After listening to Found countless times, I finally figured out the best analogy for the music. I’ve never attempted to surf in my entire life, but David Helpling and Jon Jenkins create composition that has what I imagine to be a similar sensation as surfing. Most of these tracks begin softly, as you paddle out into a tranquil ocean. While you wait for a wave, the music shines down like rays from the sun and makes you feel everything going on in your life at that moment is just fine.
Then you catch a wave and ride it on an emotional journey back to the shoreline. “The Opening” definitely has this audio-visual connotation.

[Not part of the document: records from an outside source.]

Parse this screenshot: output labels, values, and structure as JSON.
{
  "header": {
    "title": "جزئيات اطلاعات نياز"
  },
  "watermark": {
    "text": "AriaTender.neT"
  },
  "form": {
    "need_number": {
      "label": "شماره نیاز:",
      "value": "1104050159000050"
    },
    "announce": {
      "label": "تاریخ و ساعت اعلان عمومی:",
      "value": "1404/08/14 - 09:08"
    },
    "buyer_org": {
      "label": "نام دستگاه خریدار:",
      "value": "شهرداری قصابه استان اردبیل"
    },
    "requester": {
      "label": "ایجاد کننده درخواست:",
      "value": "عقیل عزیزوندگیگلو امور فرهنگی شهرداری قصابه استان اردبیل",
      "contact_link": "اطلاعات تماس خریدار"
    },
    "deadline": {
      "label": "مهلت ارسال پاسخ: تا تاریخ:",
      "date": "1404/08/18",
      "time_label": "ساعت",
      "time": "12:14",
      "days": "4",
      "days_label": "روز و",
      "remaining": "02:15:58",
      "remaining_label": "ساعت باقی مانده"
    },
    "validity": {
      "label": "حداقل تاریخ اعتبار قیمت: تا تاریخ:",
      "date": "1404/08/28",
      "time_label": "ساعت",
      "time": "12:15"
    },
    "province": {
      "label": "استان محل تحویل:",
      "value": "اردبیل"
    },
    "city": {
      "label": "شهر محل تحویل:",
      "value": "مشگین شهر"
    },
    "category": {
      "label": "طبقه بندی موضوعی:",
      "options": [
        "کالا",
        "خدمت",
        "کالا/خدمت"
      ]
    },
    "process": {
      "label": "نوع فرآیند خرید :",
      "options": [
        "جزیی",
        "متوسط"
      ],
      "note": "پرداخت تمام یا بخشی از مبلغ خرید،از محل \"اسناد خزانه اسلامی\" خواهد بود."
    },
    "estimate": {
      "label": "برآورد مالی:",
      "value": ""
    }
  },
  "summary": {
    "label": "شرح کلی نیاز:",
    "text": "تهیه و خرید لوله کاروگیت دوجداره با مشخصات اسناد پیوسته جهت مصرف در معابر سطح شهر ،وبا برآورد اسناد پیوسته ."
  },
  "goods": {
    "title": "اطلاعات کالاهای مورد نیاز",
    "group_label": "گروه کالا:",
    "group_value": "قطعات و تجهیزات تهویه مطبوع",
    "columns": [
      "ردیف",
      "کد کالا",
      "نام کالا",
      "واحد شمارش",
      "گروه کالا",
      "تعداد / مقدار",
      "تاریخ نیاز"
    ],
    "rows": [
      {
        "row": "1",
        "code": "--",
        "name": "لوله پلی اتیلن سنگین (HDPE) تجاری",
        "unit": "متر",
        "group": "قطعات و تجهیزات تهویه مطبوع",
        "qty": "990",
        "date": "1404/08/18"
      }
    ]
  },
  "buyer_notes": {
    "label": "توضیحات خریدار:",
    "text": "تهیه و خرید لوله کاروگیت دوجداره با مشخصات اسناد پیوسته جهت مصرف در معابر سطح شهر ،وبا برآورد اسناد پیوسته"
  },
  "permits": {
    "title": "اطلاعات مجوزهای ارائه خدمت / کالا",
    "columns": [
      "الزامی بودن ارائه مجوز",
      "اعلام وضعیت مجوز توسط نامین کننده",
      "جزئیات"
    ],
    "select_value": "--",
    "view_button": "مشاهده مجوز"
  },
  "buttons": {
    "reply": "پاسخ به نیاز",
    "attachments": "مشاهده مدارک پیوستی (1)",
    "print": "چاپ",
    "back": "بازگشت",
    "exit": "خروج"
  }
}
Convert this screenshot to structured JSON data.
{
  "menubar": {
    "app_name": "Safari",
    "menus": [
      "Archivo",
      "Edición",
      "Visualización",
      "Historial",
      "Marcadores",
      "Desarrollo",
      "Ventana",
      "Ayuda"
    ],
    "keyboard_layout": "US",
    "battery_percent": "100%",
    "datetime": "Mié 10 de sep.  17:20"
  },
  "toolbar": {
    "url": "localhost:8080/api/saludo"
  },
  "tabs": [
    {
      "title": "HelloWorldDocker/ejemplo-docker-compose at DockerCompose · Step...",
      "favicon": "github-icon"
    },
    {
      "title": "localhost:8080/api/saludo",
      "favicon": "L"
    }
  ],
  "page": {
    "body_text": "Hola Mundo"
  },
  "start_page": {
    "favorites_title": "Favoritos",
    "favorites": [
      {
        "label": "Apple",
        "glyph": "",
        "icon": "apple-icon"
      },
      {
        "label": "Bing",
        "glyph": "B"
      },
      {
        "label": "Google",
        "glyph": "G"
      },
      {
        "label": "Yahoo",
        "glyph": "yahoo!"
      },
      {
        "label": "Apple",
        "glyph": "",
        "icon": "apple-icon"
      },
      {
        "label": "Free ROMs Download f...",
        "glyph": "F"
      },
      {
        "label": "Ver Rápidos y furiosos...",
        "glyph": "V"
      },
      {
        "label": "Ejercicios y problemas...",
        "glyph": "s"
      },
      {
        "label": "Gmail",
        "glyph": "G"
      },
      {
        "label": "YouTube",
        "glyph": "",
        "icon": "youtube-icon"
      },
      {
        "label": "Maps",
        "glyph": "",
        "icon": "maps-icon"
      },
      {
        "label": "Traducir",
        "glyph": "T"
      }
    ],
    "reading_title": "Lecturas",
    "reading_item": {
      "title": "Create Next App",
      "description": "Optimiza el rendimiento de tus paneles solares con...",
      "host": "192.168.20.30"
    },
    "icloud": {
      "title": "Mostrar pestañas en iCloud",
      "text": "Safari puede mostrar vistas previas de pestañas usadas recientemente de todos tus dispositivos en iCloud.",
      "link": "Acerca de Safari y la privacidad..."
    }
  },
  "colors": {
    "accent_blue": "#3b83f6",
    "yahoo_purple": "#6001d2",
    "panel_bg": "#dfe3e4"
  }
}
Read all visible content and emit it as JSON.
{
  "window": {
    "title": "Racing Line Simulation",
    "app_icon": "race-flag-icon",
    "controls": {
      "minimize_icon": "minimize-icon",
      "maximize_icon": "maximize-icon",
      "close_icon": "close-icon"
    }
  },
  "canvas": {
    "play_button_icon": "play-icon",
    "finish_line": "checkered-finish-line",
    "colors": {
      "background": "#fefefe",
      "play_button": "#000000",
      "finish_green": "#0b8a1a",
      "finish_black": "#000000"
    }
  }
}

In “Sun Racer” the two composers rapidly flow their composition to reach the deepest part of your heart. The finish line is your spiritual core. Helpling and Jenkins are masters of their audio realm. They compose gigantic, expansive emotional vistas that paint beautiful pictures. They want you to feel happiness, calmness and warmth.
David Helpling’s guitar in “Through and Through” has a delay/echo-effect that will make you think of The Edge from U2. This guitar is surrounded by dreamy keyboard lines and exotic percussion Jon Jenkins always seems to provide. There is a sadness that pervades this composition that tugs on your heart strings.
I love the juxtaposition of the words in the title “Almost Never.” The slow groove the guys establish is cool and allows them to fill the audio space with all sorts of little musical touches. There are numerous keyboard additions that drift in and out of the track, bringing considerable texture.
“Lost” makes a bold statement from the beginning as drums pound home what must surely be a message of emotional being.
The music in “Through Tears” has all the stellar elements the composers have used on their trilogy of studio albums (Treasure, The Crossing and now Found).
The piano in “Edge of Tomorrow,” reminds me of David Helpling’s earlier album, Sleeping On The Edge Of The World.
The album title track “Found” features a Tangerine Dream influenced sequenced keyboard. Female vocalist Miriam Stockley adds her ethereal voice over the tune to heighten the song’s spiritual power.
David Helpling and Jon Jenkins give “For The Ages” a sense of completion. I don’t know yet if this is just for this album or the music collaboration they’ve stretched over three gorgeous ambient studio albums and one live performance, Beyond Words.